  • All the wildfire issues that hit the company in the second and third quarters seems to have been corrected. The one item that seems to be facing longer effects is the Fort Hills oil sands facility. The wildfires did increase the total bill for the facility into the $12.4 billion to $12.8 billion range. 
  • Management expects its two largest growth projects -- Fort Hills and the Hebron offshore platform -- will produce first oil by the end of 2017.
  • The refining business had a strong quarter mostly from a one-time inventory evaluation. So don't think of those gains as something that is sustainable.
  • Suncor divested of two major assets in the past quarter. The first was an agreement to sell its Petro-Canada lubricants business to U.S.-based refiner HollyFrontier (NYSE:HFC) for $845 million. The second was its 50% interest in the Cedar Point wind farm in Ontario. 

What management had to say

CEO Steven Williams spoke on the earnings call about Suncor's progress on bringing new projects on line and what that means for its strategic plans and shareholder returns for the coming year:

[O]ur existing operations are performing well, and our growth projects are on track with Syncrude outperforming expectations, and Fort Hills and Hebron on target to produce first oil by the end of this year. With lower levels of plant maintenance across Suncor's operation and a full year of increased working interest in Syncrude, we expect production to increase by approximately 10% to 15% in 2017.

At the same time, our capital spending is expected to decline by approximately $1 billion, and we will continue to manage operating costs out of the system. With year-over-year average oil prices expected to rise, we're, therefore, well positioned to significantly grow our earnings and generate strong free cash flow for our shareholders. And as a result of that, I'm pleased to confirm that Suncor's Board of Directors has approved a 10% increase in our quarterly dividend payment.

What a Fool believes

It's a little interesting to see the company make some large asset sales in the prior quarter, especially when management was saying that it had no need to sell any assets to clean up the balance sheet. Perhaps that was just a tactic to get a better sale price for those assets. 

Either way, Suncor Energy looks to be in pretty decent shape heading into 2017. It has significantly lowered its operational costs for all of its oil sands and Syncrude to the point that there are significant cash generators in today's lower-cost environment. With Fort Hills and Hebron slated to come on line by the end of this year, Suncor seems to be doing all the right things.

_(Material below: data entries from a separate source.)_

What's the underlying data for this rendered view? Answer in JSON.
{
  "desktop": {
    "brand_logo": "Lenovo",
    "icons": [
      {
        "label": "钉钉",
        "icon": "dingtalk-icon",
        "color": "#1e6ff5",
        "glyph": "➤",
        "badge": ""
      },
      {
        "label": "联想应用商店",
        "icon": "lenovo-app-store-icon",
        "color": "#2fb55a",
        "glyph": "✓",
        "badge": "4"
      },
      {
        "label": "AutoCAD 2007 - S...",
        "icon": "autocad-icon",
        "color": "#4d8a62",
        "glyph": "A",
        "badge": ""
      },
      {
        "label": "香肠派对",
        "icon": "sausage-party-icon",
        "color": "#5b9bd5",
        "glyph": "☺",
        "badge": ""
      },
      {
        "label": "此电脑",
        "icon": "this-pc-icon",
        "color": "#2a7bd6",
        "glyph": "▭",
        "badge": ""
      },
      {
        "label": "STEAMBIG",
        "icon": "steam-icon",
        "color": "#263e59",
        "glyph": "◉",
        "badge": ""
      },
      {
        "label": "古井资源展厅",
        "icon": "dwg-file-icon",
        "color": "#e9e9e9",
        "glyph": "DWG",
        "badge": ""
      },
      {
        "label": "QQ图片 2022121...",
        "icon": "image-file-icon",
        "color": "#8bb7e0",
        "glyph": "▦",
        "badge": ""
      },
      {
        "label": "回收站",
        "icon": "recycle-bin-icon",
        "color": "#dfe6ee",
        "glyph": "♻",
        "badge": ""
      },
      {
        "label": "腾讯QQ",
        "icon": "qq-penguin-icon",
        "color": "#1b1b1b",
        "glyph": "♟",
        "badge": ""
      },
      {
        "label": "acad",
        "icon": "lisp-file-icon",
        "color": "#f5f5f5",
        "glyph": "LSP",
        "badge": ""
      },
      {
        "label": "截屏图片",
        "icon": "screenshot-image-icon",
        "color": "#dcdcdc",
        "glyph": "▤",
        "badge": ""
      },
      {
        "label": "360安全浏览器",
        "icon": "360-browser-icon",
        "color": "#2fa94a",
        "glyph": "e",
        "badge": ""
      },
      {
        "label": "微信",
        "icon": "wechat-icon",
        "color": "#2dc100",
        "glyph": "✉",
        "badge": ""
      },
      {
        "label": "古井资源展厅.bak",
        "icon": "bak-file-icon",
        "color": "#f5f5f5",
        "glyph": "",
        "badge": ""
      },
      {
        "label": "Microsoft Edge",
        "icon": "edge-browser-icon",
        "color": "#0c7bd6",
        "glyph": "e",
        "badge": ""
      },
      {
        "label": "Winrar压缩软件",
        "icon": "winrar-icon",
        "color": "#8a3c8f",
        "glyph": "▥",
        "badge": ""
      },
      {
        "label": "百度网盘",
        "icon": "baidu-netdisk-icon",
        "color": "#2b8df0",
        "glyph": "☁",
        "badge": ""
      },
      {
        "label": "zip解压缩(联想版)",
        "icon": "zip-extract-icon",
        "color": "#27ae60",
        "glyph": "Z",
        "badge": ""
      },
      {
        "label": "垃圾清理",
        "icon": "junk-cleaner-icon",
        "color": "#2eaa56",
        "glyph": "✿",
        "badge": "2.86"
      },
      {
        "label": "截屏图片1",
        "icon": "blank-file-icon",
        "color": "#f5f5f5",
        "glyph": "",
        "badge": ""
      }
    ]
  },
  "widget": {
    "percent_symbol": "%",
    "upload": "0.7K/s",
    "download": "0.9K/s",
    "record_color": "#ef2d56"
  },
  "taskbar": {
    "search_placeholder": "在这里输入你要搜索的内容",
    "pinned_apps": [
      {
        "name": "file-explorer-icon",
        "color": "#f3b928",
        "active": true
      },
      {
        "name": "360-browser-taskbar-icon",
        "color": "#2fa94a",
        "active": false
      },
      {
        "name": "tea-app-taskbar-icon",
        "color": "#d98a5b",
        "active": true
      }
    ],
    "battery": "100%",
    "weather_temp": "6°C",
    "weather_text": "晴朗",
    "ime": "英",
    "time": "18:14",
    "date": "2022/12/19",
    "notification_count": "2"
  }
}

Tyler Crowe has no position in any stocks mentioned. The Motley Fool has no position in any of the stocks mentioned. The Motley Fool has a disclosure policy.